## Introduction: FTC Sporadic Encoder Values

I am from FTC team 4251 Cougar Robotics and this is for the Instructables sponsorship program. Throughout our testing, we have found that the encoders we use on our FTC robot will occasionally output a random, erratic value. The result of this is that, while driving in autonomous, the robot will stop early in one of its moves. These are unpredictable incidents and only happen in one move in every 10-15 runs. This value is usually significantly higher than the surrounding values. The values would then go back to their usual or expected range after a couple of milliseconds. Now the problem with this is that whenever we would get one of these values, our autonomous driving would end early because the program thought that it had reached the target value, i.e. if the target value was 2000, we were climbing from 0, and the erratic value was 1,000,000. (include graph here and replace theoretical values with actual values) This would cause our autonomous to stop early and not complete a movement. Because we were able to identify this problem, we developed a very simple solution to solve it.

## Step 1: Identify/View the Problem

To identify if your robot is suffering from these sporadic encoder values, there is a simple test (and we recommend implimenting the solution anyway so that if you ever do see it, it wont affect you). First, write a simple autonomous that just will spin the wheels forever and display encoder values.

// reset your encoders
nmotorEncoder[motorLeft] = 0;
nmotorEncoder[motorRight] = 0;
//pause to make sure the change has the opportunity to take affect
wait1msec(100);
// start your motors moving
motor[motorLeft] = 100;
motor[motorRight] = 100;
while(time100[T1] < 6000)
{
//send your encoder values to the debug stream
writeDebugStreamLine("%f %f",nmotorEncoder[motorLeft], nmotorEncoder[motorRight])
wait1msec(10);
}

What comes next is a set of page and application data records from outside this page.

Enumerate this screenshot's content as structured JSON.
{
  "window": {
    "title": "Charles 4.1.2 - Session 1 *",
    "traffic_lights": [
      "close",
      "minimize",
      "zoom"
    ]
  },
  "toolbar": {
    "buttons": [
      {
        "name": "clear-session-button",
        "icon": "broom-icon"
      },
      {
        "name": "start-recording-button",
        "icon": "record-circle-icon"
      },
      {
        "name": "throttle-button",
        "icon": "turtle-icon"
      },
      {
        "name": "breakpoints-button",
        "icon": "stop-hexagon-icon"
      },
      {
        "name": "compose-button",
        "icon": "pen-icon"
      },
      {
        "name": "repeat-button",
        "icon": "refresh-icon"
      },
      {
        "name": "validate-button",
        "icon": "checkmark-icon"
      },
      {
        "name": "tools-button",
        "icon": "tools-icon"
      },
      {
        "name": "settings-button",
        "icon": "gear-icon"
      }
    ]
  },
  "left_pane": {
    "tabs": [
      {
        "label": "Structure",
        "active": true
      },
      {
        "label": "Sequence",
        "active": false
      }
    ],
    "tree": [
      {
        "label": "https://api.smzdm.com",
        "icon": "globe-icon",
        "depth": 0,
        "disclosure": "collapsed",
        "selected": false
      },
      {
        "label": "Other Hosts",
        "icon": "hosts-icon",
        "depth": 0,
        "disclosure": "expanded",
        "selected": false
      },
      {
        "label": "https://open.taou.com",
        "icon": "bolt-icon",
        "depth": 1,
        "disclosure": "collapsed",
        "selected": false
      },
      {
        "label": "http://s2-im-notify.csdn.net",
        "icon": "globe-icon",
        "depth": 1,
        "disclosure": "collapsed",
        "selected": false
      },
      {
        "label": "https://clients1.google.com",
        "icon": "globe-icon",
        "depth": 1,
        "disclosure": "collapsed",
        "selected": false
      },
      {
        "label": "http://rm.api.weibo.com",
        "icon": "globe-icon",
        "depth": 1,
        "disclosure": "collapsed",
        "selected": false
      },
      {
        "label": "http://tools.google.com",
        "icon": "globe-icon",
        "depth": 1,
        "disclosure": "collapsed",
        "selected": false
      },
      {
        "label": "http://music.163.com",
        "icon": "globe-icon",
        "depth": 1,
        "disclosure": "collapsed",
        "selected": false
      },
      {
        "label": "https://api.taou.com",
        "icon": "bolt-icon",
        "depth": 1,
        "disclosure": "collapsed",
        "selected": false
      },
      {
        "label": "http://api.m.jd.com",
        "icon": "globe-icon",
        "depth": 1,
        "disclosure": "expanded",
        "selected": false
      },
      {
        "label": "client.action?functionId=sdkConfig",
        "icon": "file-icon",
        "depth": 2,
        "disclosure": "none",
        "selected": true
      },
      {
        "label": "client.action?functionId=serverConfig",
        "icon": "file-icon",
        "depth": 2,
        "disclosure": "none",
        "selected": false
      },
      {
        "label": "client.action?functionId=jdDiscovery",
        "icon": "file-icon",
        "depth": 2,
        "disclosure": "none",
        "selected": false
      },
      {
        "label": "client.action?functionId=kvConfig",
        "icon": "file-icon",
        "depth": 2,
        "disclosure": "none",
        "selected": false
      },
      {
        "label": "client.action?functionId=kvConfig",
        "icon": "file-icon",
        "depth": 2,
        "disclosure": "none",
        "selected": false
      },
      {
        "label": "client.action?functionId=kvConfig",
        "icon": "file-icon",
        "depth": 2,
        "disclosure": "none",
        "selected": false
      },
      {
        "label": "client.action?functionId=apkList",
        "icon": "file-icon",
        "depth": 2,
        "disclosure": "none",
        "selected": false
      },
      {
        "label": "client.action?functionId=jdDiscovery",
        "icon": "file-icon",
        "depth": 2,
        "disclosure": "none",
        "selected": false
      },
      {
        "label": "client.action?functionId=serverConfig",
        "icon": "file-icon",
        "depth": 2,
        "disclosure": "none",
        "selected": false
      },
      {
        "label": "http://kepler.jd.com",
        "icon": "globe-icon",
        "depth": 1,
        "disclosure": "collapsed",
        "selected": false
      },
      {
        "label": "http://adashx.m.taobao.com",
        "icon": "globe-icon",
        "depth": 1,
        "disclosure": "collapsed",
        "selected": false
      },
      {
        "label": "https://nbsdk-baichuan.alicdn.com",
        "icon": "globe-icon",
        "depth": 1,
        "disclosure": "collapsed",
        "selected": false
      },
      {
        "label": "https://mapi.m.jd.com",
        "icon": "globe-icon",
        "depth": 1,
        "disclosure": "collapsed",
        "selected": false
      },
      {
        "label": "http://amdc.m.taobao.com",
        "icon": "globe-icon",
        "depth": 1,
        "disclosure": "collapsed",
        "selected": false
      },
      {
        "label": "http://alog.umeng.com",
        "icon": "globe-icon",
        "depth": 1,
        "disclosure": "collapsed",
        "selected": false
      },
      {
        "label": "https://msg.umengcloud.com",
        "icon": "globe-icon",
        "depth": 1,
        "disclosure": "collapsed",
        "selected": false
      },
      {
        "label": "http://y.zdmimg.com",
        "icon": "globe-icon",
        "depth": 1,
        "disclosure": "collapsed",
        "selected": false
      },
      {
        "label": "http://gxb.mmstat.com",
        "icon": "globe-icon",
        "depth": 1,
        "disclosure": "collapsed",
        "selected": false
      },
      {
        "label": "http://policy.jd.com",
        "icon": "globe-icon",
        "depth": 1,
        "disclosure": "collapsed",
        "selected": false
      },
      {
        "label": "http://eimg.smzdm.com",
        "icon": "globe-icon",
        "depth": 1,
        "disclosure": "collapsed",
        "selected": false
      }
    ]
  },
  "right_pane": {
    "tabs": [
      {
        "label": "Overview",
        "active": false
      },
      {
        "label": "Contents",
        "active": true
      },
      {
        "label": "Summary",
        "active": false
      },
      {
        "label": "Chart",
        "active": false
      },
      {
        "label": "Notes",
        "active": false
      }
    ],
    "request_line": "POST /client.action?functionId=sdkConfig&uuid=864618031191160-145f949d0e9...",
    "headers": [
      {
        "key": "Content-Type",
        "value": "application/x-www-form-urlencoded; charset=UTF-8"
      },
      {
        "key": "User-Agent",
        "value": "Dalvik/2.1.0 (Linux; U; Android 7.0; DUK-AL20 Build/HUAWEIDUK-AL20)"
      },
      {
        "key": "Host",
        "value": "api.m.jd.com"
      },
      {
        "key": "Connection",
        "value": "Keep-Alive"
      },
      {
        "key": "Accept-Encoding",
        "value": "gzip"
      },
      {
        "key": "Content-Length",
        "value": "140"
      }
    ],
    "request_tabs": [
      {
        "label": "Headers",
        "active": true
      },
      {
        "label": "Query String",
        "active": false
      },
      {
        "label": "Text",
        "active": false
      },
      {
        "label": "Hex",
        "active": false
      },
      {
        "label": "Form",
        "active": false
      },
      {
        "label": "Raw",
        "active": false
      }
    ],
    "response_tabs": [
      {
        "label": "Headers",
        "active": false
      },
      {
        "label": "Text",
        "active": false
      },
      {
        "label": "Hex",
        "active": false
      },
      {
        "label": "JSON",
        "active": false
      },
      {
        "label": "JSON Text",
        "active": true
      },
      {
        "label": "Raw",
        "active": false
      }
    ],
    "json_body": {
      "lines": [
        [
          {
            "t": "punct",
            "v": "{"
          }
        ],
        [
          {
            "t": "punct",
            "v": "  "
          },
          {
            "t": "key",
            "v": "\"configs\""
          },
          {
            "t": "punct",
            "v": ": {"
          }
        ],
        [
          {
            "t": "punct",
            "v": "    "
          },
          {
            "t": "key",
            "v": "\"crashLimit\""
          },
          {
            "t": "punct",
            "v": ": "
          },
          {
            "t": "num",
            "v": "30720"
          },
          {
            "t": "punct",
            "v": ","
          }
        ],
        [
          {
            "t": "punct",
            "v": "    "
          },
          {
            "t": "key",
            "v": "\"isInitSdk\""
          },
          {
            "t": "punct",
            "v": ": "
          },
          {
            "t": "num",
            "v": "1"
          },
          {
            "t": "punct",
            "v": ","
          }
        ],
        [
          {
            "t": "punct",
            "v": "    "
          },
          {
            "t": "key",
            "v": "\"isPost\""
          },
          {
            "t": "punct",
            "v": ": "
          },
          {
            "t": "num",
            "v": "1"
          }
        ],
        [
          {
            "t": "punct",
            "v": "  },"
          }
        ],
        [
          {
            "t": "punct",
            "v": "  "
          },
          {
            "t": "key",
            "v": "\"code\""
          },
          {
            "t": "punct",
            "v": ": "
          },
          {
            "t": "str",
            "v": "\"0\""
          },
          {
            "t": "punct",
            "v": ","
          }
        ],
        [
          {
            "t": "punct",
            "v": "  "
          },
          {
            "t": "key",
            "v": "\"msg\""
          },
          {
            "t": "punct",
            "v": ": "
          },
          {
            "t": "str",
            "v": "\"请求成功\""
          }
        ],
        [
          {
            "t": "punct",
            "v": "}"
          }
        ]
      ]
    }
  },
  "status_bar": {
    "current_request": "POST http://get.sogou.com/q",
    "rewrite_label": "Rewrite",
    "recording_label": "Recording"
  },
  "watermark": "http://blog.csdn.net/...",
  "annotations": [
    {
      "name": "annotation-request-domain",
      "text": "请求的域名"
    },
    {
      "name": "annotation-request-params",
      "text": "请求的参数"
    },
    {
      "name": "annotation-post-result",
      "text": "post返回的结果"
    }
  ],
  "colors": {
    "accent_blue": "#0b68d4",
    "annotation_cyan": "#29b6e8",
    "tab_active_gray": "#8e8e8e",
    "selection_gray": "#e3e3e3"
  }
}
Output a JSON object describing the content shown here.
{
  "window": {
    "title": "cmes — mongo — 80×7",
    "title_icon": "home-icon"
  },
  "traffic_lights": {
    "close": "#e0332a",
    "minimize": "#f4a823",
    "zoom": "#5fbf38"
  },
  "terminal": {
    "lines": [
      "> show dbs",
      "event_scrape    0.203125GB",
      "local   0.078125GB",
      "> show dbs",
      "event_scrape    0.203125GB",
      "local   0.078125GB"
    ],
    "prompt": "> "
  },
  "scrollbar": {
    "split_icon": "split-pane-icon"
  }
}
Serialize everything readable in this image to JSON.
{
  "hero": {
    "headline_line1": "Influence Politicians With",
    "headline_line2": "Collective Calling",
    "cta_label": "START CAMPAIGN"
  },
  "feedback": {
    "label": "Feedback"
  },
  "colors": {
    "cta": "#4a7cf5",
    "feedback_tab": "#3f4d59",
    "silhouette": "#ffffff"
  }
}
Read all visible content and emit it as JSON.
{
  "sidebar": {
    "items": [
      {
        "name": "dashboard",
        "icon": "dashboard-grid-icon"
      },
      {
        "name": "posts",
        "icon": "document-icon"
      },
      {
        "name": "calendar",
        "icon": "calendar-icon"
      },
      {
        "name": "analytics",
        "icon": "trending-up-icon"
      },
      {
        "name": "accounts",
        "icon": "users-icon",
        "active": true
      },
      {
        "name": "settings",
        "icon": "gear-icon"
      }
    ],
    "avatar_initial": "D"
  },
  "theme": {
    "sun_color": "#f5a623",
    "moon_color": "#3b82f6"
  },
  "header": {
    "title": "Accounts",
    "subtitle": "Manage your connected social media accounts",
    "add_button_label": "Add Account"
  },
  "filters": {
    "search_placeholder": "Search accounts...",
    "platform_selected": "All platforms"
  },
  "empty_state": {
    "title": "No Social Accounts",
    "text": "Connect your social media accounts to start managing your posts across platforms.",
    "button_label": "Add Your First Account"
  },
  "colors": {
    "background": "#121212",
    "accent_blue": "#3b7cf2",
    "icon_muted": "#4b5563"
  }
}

Now to view the debug stream, go to your meuns Robot/Debug Windows/Debug Stream. If you cannot see that, you must go to Window/Menu Level/Super User first to get full access. Now, when you run this program with the NXT connected to your computer, the debug stream should fill up with values that you can then import into excel. once in excel or any other spreadsheet program, you can graph the results to easily see the outlier values. Don't expect to see the sporadic values every time. Remember, we found them once every 10-15 long autonomous runs.

## Step 2: Fix the Problem: Theory

So if the values only appear for a few milliseconds, but still get caught and trigger our program to move on, how do we ignore the values we don't want? There is a simple solution. We can do one of a couple things. the simplest (the one we use) has had great success for our team. If our robot is driving to an encoder distance, and we see a value greater than our target, we wait a few milliseconds and check again. This gives the encoders time to get back to their normal values. If the current encoder value is less than the target we keep driving. However, if the encoder is still greater than the target, we know that we have actually got our target distance and move onto the next step in our autonomous. The first graph is what the encoder values should look like, with the motor running at a constant speed. The increase is linear. The second graph is shows the sporadic value as a spike down. The sporadic values can be up or down, in this case, it was down.

## Step 3: Fix the Problem: Code

This is the movement function we use in autonomous. It takes an input of distance (calculated inches for ease of programming), speed, a target heading, and a brake/coast option. For this to work, an active heading is required, as well as a target heading.
The way this works combines the current encoder values to get a running total as the robot drives. The functions leftMotor() and rightMotor() get fed a number and set all of the drive motors to that speed. They could be replaced with "motor[motorLeft] = (speed + correction)" and "motor[motorRight] = (speed - correction)".

void moveDistanceAtSpeedOnHeading(float distance, int speed, float targetHeading, short goNoGo)
{
float diff;
float calculatedDistance;
float combinedEncoderDistance;
int correction;
calculatedDistance = abs(distance * 120);
diff = targetHeading - heading;
nMotorEncoder[motorLeft] = 0;
nMotorEncoder[motorRight] = 0;
wait1Msec(200);
for(;;)
{
combinedEncoderDistance = abs(nMotorEncoder[motorLeft] + nMotorEncoder[motorRight]);
if(combinedEncoderDistance > calculatedDistance)
{
while(combinedEncoderDistance == abs(nMotorEncoder[motorLeft] + nMotorEncoder[motorRight]))
{
wait1Msec(5);
}
if(abs(nMotorEncoder[motorLeft] + nMotorEncoder[motorRight]) > calculatedDistance)
{
//continueLoop = false;
break;
}
}
diff = targetHeading - heading;
correction = diff * CORRECTIONGAIN;
leftMotor(speed + correction);
rightMotor(speed - correction);
wait1Msec(5); //added a value of 5 because that is about twice as fast as the encoders update their values
}
if(goNoGo == NO_GO)
{
leftMotor(0);
rightMotor(0);
}
}

## Step 4: Conclusion

This Instuctable is aimed at FTC teams using encoders and having sporadic behavior from their robot. If you have specific questions please leave them in the comments below. If you use the code we have provided, please credit our team when talking about your autonomous. please feel free to modify and share the code as well.